With all-season tires, all-wheel drive and hill-descent control, the Q3 Quattro Premium Plus is more of a soft-roader or ski-weekend companion than an off-roader.


It's pretty clear Audi was aiming for luxury rather than performance or driver engagement with the Q3. The standard leather seats are highly adjustable and above average in terms of comfort, while the ride is soft and the cabin is kept nice and quiet.

Seat comfort8.5

The standard eight-way adjustable front seats (plus four-way lumbar) are fantastic for all-day driving duty. The rear seats don't have the ability to recline, but they offer decent room for two adults or three in a pinch.

Ride comfort8.0

Our tester had optional 19-inch wheels (18s are standard) that sometimes upset the ride over certain types of bumps or uneven surfaces. The softly tuned suspension delivers a smooth and fuss-free ride on the highway.

Noise & vibration8.5

Even during hard acceleration, there's minimal engine noise. Wind noise is also well-controlled. The hushed cabin is one of the Q3's best qualities.

Climate control

Dual-zone automatic climate control and heated front seats are standard. Although they don't have separate controls, rear-seat passengers will appreciate the rear air vents for circulation.


While attractive, the Q3's interior doesn't rise to the high standard set by Audi itself. There are a couple of ergonomic idiosyncrasies and some visibility challenges. Small doors make for tight rear-seat access.

Ease of use7.5

Straightforward dual-zone climate control is a cinch to learn, and other controls are clearly labeled and easy to operate. Perhaps unsurprisingly for a car this small, controls are easily within the driver's reach. The dash-mounted infotainment controller is awkward to use, however.

Getting in/getting out7.0

Keyless entry and ignition (standard on our Premium Plus model) works well, and large front doors make for easy access. The rear doors, though, are small, and bigger adults will have trouble getting in and out. The roof-mounted grab handles help.

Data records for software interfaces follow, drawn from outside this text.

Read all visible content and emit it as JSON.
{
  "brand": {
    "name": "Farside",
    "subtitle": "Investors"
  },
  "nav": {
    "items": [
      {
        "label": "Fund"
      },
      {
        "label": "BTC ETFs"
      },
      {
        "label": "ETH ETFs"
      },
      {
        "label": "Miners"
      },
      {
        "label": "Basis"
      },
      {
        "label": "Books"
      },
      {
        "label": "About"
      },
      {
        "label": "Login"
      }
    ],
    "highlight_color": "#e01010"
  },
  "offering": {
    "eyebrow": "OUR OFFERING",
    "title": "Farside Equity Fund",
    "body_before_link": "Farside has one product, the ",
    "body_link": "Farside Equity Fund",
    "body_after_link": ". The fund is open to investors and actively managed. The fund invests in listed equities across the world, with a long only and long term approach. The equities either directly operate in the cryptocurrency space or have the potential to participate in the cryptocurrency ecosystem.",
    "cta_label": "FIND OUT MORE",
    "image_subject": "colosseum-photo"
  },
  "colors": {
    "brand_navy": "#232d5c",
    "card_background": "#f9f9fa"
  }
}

Compared to other subcompact crossovers that have a taller, less domelike roofline, the Q3 feels a bit confined. The interior measurements also come up short of the competition.


Thick pillars and small side mirrors present some challenges for outward visibility. Driver aids such as a rearview camera and parking sensors are appreciated, and options like automated parking and blind-spot assist are recommended.

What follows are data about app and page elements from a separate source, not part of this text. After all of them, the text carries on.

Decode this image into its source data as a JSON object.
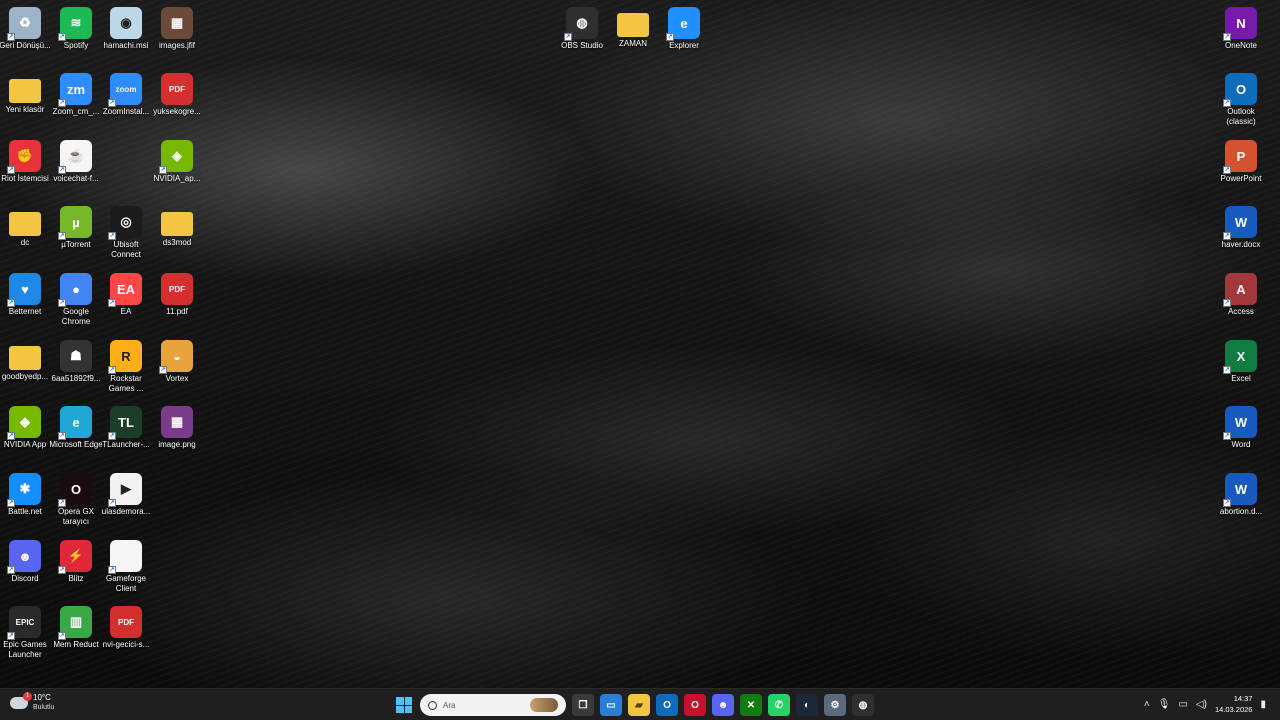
{
  "desktop_icons": [
    {
      "label": "Geri Dönüşü...",
      "icon": "recycle-bin-icon",
      "color": "#9fb3c8",
      "glyph": "♻"
    },
    {
      "label": "Spotify",
      "icon": "spotify-icon",
      "color": "#1db954",
      "glyph": "≋"
    },
    {
      "label": "hamachi.msi",
      "icon": "installer-icon",
      "color": "#bcd7e8",
      "glyph": "◉"
    },
    {
      "label": "images.jfif",
      "icon": "image-file-icon",
      "color": "#6b4a3a",
      "glyph": "▦"
    },
    {
      "label": "Yeni klasör",
      "icon": "folder-icon",
      "color": "#f4c542",
      "glyph": ""
    },
    {
      "label": "Zoom_cm_...",
      "icon": "zoom-icon",
      "color": "#2d8cff",
      "glyph": "zm"
    },
    {
      "label": "ZoomInstal...",
      "icon": "zoom-icon",
      "color": "#2d8cff",
      "glyph": "zoom"
    },
    {
      "label": "yuksekogre...",
      "icon": "pdf-icon",
      "color": "#d32f2f",
      "glyph": "PDF"
    },
    {
      "label": "Riot İstemcisi",
      "icon": "riot-icon",
      "color": "#e8333b",
      "glyph": "✊"
    },
    {
      "label": "voicechat-f...",
      "icon": "java-icon",
      "color": "#f5f5f5",
      "glyph": "☕"
    },
    {
      "label": "NVIDIA_ap...",
      "icon": "nvidia-icon",
      "color": "#76b900",
      "glyph": "◈"
    },
    {
      "label": "dc",
      "icon": "folder-icon",
      "color": "#f4c542",
      "glyph": ""
    },
    {
      "label": "µTorrent",
      "icon": "utorrent-icon",
      "color": "#76b82a",
      "glyph": "µ"
    },
    {
      "label": "Ubisoft Connect",
      "icon": "ubisoft-icon",
      "color": "#1b1b1b",
      "glyph": "◎"
    },
    {
      "label": "ds3mod",
      "icon": "folder-icon",
      "color": "#f4c542",
      "glyph": ""
    },
    {
      "label": "Betternet",
      "icon": "betternet-icon",
      "color": "#1e88e5",
      "glyph": "♥"
    },
    {
      "label": "Google Chrome",
      "icon": "chrome-icon",
      "color": "#4285f4",
      "glyph": "●"
    },
    {
      "label": "EA",
      "icon": "ea-icon",
      "color": "#ff4747",
      "glyph": "EA"
    },
    {
      "label": "11.pdf",
      "icon": "pdf-icon",
      "color": "#d32f2f",
      "glyph": "PDF"
    },
    {
      "label": "goodbyedp...",
      "icon": "folder-icon",
      "color": "#f4c542",
      "glyph": ""
    },
    {
      "label": "6aa51892f9...",
      "icon": "image-file-icon",
      "color": "#333333",
      "glyph": "☗"
    },
    {
      "label": "Rockstar Games ...",
      "icon": "rockstar-icon",
      "color": "#fcaf17",
      "glyph": "R"
    },
    {
      "label": "Vortex",
      "icon": "vortex-icon",
      "color": "#e8a33c",
      "glyph": "◒"
    },
    {
      "label": "NVIDIA App",
      "icon": "nvidia-icon",
      "color": "#76b900",
      "glyph": "◈"
    },
    {
      "label": "Microsoft Edge",
      "icon": "edge-icon",
      "color": "#1fa7d6",
      "glyph": "e"
    },
    {
      "label": "TLauncher-...",
      "icon": "tlauncher-icon",
      "color": "#1b3d2a",
      "glyph": "TL"
    },
    {
      "label": "image.png",
      "icon": "image-file-icon",
      "color": "#7a3b8a",
      "glyph": "▦"
    },
    {
      "label": "Battle.net",
      "icon": "battlenet-icon",
      "color": "#148eff",
      "glyph": "✱"
    },
    {
      "label": "Opera GX tarayıcı",
      "icon": "opera-gx-icon",
      "color": "#1a0b10",
      "glyph": "O"
    },
    {
      "label": "ulasdemora...",
      "icon": "video-file-icon",
      "color": "#f2f2f2",
      "glyph": "▶"
    },
    {
      "label": "Discord",
      "icon": "discord-icon",
      "color": "#5865f2",
      "glyph": "☻"
    },
    {
      "label": "Blitz",
      "icon": "blitz-icon",
      "color": "#e0283a",
      "glyph": "⚡"
    },
    {
      "label": "Gameforge Client",
      "icon": "file-icon",
      "color": "#f5f5f5",
      "glyph": ""
    },
    {
      "label": "Epic Games Launcher",
      "icon": "epic-games-icon",
      "color": "#2a2a2a",
      "glyph": "EPIC"
    },
    {
      "label": "Mem Reduct",
      "icon": "mem-reduct-icon",
      "color": "#3aa845",
      "glyph": "▥"
    },
    {
      "label": "nvi-gecici-s...",
      "icon": "pdf-icon",
      "color": "#d32f2f",
      "glyph": "PDF"
    },
    {
      "label": "OBS Studio",
      "icon": "obs-icon",
      "color": "#302e31",
      "glyph": "◍"
    },
    {
      "label": "ZAMAN",
      "icon": "folder-icon",
      "color": "#f4c542",
      "glyph": ""
    },
    {
      "label": "Explorer",
      "icon": "internet-explorer-icon",
      "color": "#1e90ff",
      "glyph": "e"
    },
    {
      "label": "OneNote",
      "icon": "onenote-icon",
      "color": "#7719aa",
      "glyph": "N"
    },
    {
      "label": "Outlook (classic)",
      "icon": "outlook-icon",
      "color": "#0f6cbd",
      "glyph": "O"
    },
    {
      "label": "PowerPoint",
      "icon": "powerpoint-icon",
      "color": "#d35230",
      "glyph": "P"
    },
    {
      "label": "haver.docx",
      "icon": "word-doc-icon",
      "color": "#185abd",
      "glyph": "W"
    },
    {
      "label": "Access",
      "icon": "access-icon",
      "color": "#a4373a",
      "glyph": "A"
    },
    {
      "label": "Excel",
      "icon": "excel-icon",
      "color": "#107c41",
      "glyph": "X"
    },
    {
      "label": "Word",
      "icon": "word-icon",
      "color": "#185abd",
      "glyph": "W"
    },
    {
      "label": "abortion.d...",
      "icon": "word-doc-icon",
      "color": "#185abd",
      "glyph": "W"
    }
  ],
  "taskbar": {
    "weather_temp": "10°C",
    "weather_desc": "Bulutlu",
    "weather_badge": "1",
    "search_placeholder": "Ara",
    "pinned": [
      {
        "name": "task-view-icon",
        "glyph": "❐",
        "color": "#3a3a3a"
      },
      {
        "name": "desktop-app-icon",
        "glyph": "▭",
        "color": "#2a7fd4"
      },
      {
        "name": "file-explorer-icon",
        "glyph": "▰",
        "color": "#f4c542"
      },
      {
        "name": "outlook-taskbar-icon",
        "glyph": "O",
        "color": "#0f6cbd"
      },
      {
        "name": "opera-gx-taskbar-icon",
        "glyph": "O",
        "color": "#c8102e"
      },
      {
        "name": "discord-taskbar-icon",
        "glyph": "☻",
        "color": "#5865f2"
      },
      {
        "name": "xbox-icon",
        "glyph": "✕",
        "color": "#107c10"
      },
      {
        "name": "whatsapp-icon",
        "glyph": "✆",
        "color": "#25d366"
      },
      {
        "name": "steam-icon",
        "glyph": "◐",
        "color": "#1b2838"
      },
      {
        "name": "settings-gear-icon",
        "glyph": "⚙",
        "color": "#5a6b7d"
      },
      {
        "name": "obs-taskbar-icon",
        "glyph": "◍",
        "color": "#302e31"
      }
    ],
    "time": "14:37",
    "date": "14.03.2026"
  }
}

Even at this price point, the Q3 is typical Audi, with high build quality, tight panel gaps, solid door closings, and excellent interior materials and execution. We noticed some less than smooth painted surfaces normally hidden by closed doors or hatch.

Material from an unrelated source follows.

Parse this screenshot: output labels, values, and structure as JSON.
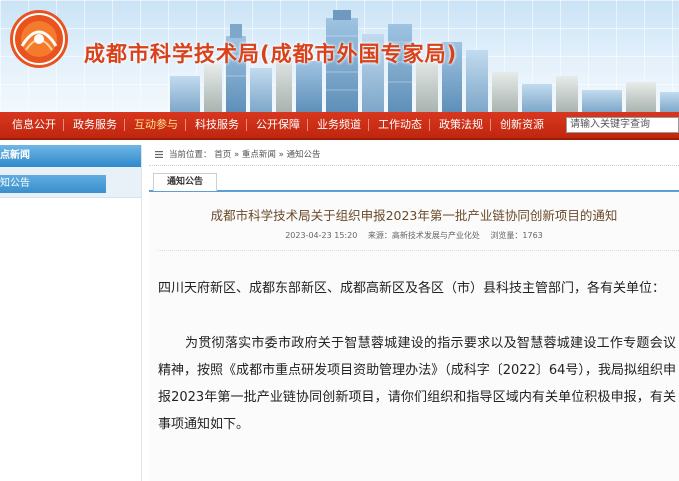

You can't expect a whole lot of utility from a class that distinguishes itself by its super compact dimensions. Still, the cargo area will easily accommodate four duffel bags, and the LATCH anchors and tethers are easy to reach. The bin under the center armrest is small.


The Q3 isn't quite up to date in the field of high-tech toys. Unlike most of the other Audis in the lineup, it doesn't offer Apple CarPlay/Android Auto integration, though. Frontal collision warning with emergency automatic braking is also not available.

Edmunds expert review process

This review was written by a member of Edmunds' editorial team of expert car reviewers. Our team drives every car you can buy. We put the vehicles through rigorous testing, evaluating how they drive and comparing them in detail to their competitors.

We're also regular people like you, so we pay attention to all the different ways people use their cars every day. We want to know if there's enough room for our families and our weekend gear and whether or not our favorite drink fits in the cupholder. Our editors want to help you make the best decision on a car that fits your life.